The reason to look back on this release from June 29th 2011 is because too many people know Lil B as a jovial cult leader. I ask the younger people in my office about him and they know him for his social media presence but not his work. He’s been an incredible producer and rap mimic, someone who could release a mixtape as a tribute to the New Orleans or New York or Texas sound and nail it; not just with the beats he made but with how he adjusted his flow(while being deeply California).
One of the knocks you would hear about The Based God back in his peak productive years was that it was all kind of him trolling/joking so you never knew where his bits ended and his real values began. I think that was why I’m drawn back to I’m Gay (I’m Happy) as a project, everyone who loves B now should know. They should understand the context.
In 2011 hip hop had deeply homophobic bones. Lil B got death threats (but death threats are what the internet specializes in) and bitter vicious angry responses from his peers in the industry. Watch DMX’s face on this video when he is told about Lil B’s album title:
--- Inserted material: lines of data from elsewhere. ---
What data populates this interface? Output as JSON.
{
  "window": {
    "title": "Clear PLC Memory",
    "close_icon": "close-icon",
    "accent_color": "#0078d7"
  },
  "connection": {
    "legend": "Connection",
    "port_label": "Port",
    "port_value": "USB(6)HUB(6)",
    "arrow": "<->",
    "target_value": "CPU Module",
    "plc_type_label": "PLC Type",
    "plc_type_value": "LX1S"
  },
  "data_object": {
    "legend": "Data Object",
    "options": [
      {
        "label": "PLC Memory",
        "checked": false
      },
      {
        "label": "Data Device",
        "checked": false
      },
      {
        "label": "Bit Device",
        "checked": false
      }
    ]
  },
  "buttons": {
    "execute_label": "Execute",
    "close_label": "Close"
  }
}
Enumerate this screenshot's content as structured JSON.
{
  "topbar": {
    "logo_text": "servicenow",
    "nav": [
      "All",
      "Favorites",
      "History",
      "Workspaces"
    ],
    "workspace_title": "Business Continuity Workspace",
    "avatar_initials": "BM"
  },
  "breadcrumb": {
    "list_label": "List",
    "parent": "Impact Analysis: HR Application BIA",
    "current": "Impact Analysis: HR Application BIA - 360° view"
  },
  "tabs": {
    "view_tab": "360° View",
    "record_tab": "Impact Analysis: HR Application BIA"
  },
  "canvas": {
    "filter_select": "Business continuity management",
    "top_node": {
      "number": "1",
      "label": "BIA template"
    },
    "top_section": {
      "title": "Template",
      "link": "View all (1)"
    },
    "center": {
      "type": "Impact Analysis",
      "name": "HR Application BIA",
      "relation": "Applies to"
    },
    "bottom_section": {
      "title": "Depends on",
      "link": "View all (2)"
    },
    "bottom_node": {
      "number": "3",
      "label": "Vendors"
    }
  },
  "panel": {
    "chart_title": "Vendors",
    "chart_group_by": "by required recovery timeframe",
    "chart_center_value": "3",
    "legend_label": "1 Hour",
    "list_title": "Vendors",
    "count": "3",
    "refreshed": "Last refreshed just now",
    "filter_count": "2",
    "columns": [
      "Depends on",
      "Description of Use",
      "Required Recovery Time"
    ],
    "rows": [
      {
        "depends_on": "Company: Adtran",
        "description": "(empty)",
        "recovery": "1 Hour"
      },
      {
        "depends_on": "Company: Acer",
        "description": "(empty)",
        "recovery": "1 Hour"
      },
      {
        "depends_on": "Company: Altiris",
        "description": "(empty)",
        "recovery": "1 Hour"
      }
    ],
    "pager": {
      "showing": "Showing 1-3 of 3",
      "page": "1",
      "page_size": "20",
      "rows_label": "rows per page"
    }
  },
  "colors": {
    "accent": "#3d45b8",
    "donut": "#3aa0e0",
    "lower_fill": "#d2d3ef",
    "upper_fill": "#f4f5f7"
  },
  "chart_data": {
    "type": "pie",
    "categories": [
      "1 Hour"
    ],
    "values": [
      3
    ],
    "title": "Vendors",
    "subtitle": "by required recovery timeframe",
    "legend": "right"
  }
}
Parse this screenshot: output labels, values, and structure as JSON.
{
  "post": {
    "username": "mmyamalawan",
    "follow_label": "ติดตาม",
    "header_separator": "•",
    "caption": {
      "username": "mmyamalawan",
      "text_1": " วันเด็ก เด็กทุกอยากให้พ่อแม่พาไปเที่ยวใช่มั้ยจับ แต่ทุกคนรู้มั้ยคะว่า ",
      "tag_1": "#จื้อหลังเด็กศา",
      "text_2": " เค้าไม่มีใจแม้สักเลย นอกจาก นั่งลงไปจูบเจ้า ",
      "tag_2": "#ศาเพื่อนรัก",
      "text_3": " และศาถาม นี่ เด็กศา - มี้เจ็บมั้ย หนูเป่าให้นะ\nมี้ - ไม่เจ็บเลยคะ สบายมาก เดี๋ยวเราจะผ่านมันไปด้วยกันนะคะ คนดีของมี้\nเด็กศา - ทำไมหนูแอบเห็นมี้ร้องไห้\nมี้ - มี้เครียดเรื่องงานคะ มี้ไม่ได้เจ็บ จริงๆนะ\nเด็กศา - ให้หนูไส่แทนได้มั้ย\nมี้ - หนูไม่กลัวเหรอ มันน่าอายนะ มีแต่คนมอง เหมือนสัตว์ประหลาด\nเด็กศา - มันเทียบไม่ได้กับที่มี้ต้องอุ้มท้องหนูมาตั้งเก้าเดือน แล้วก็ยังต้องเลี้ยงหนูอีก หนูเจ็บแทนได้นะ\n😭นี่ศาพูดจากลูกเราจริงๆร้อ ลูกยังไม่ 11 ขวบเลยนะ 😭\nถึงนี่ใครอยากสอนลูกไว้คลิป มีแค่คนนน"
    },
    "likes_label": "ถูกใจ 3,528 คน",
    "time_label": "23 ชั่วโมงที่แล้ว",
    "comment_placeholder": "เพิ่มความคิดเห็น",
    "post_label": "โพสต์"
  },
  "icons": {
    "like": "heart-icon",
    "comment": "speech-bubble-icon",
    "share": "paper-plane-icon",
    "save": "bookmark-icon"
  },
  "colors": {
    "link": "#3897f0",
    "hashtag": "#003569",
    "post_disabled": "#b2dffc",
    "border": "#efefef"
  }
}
He had the whole world watching and he stepped into the spotlight focused. My perspective: the only weakness B ever had was maintaining his focus. He needed to be pushed to reach his artistic potential and baiting the homophobic American structure did that.
The great Clams Casino created an anthem-ready-pop-trap masterpiece in the Unchain Me beat and B smashed it covering racism, capitalism, and our education system. His focus was unlike any other period in his career, saying “And I deal with the haters/Ain’t nobody gonna take away what I built/Fuck the death threats, small impostors”
For those that think this was a publicity stunt and nothing more, I can provide evidence that I’m Gay (I’m Happy) has major stakes. On Open Thunder Eternal Slumber The Based God states at the same pace he states anything else “No sir, I don’t believe in Jesus/He was slaved to the world, the books and preachers.” Point: he can’t believe in Jesus because he’ll never have any real, direct Jesus text to work from. It is all processed through the same world of privilege and ulterior motive.
That was the level of personal exploration being done by Lil B in 2011. On my favorite song on the project(Gon Be Okay) he admits “I came from the top and hit the bottom/I never came from the bottom/That’s just a façade.” He sheds so many old layers of skin on I’m Gay (I’m Happy), letting go of assumed restrictions and guidelines. As a rapper he is supposed to wow you with his come up but he is tired of pretending. By the end of the song he is speaking directly to his fans, thanking them for knowing his words and feeling his spirit. This album bound him to his fan base in a way that carries to this day. Something about maintaining under the pressure of this brush back made their dedication to him the stuff of legend.
Structurally I Hate Myself is brilliant. He articulates all the problems in this world that turn against you and take away self-love but in the third verse he allows the narrator to rebuild himself admitting ,like a mantra, that he isn’t ready to die. It’s one of the best rap songs about mental health.
I forget to mention how groovy this mixtape is. I Seen The Light bangs and has dope background singing. The horn sample in the other Clams Casino produced 1 Time Remix is a wonderful central element. You can turn your brain off and enjoy the crap out of I’m Gay (I’m Happy). This is a project that was supposed to accomplish it all. Lil B was asked about it at the time and said:
“One-hundred years later, people gonna thank me, because people are going to be free. And that’s the main thing. Even if it’s 1 percent of the people that listen to me and are gonna be free, that’s better than none,” he said. “That’s better than not speaking up at all … and I spoke up and I did it.”
After this album Lil B walked a new path; stripping himself of everything that is not love and happiness. It has taken him time and he has stumbled along the way but it was on this project he told the world he wasn’t ever going to be what the design for him was. He wouldn’t be your serious conscious rapper or your hardcore shooter, your pimp, and would no longer stand with those who stood against the Gay and Lesbian community. Of all the times I’ve run my hands through my hair and said “Lil B did WHAT?!” (happened a fair amount) this one takes the cake.
Stream or download I’m Gay (I’m Happy) below: